<p>This is becoming a rambling digression, but my point is, don’t start too early because you’ll become too punctilious. It took me an hour to craft my “most significant books read this past year” list, because I was approaching it in such a calculated way. On the section asking for intellectual interests, I wrote “philosophy of science, mathematics and epistemology” instead of just “philosophy”. Arrrrgghhhhhh! Again… I was being obsessive.
Start early if you want, but don’t be crushed if you’re rejected. There is a lot of unexplainable variability in the process, especially when their only criteria for admissions into the interview stages are five essays (the sixth is just the book list). Go into the process expecting failure, because you face a significant statistical challenge. I hate to sound cynical, but kids who get into HYPS get rejected from TASP (though there are a number of TASPers who get rejected from all their top schools). </p>

<p>That said, think of this process as purely advantageous.

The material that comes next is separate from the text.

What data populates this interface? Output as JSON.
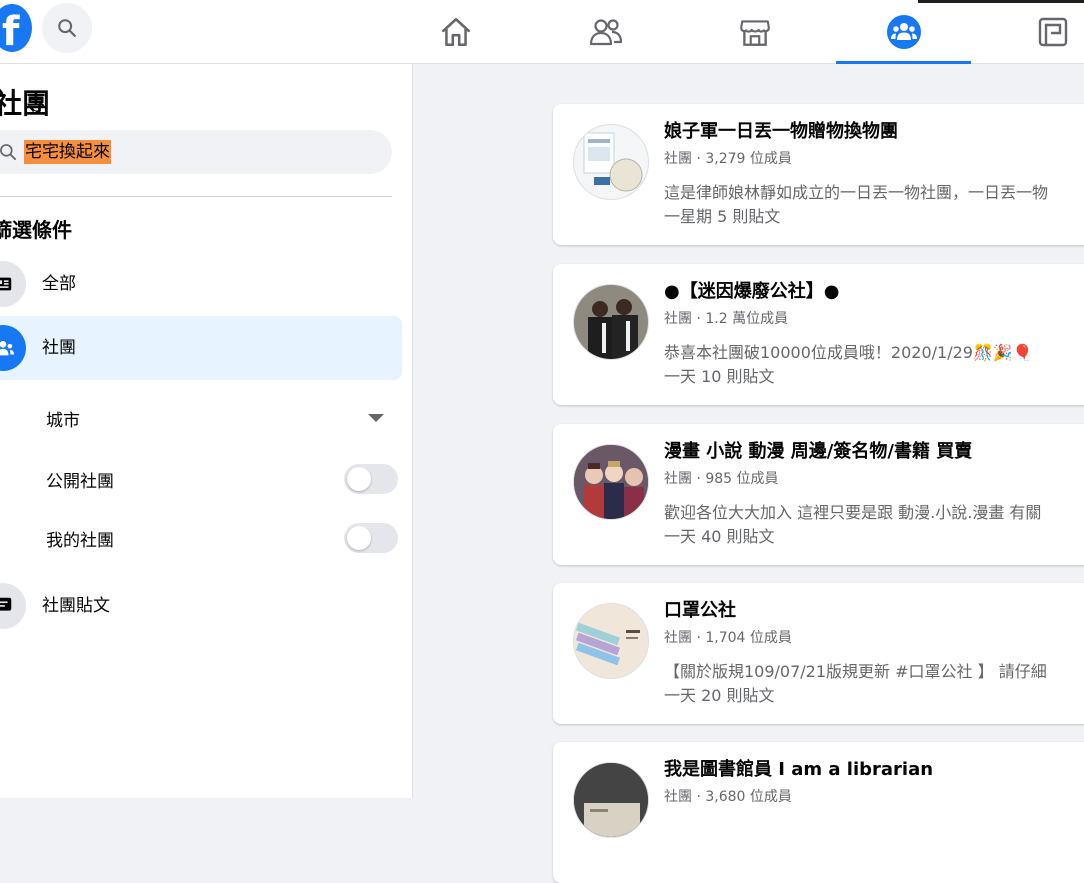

I came out a better writer, and I now understand myself, both on a personal and intellectual level, better.</p>

<p>Okay, I am cracking up. My daughter listed Philosophy/epistemology as one of her intellectaul interests. And I don’t think she was being pretentious… she was just trying to be precise. But I didn’t think there was another high school junior out there who would say that.</p>

<p>If it’s her interest, then by all means, list it. I honestly don’t think my interests list is what rejected me, but it was rather just an example of how I was trying to formulate success on the application. </p>

<p>And I don’t know many high schoolers with an interest in philosophy either, so her listing epistemology down comes as a surprise to me, too.</p>

<p>^ Amusingly enough, I listed philosophy as an interest and most of my interview was based on philosophical questions. </p>

<p>I didn’t, however, know what epistemology was (bless Google ;)) but I have now discovered a new interest. :D</p>

<p>i was gonna put “groove” and “nostalgia” as two of my intellectual interests, but it was late at night and i was experiencing crushing intellectual fatigue, so i forgot hahaha</p>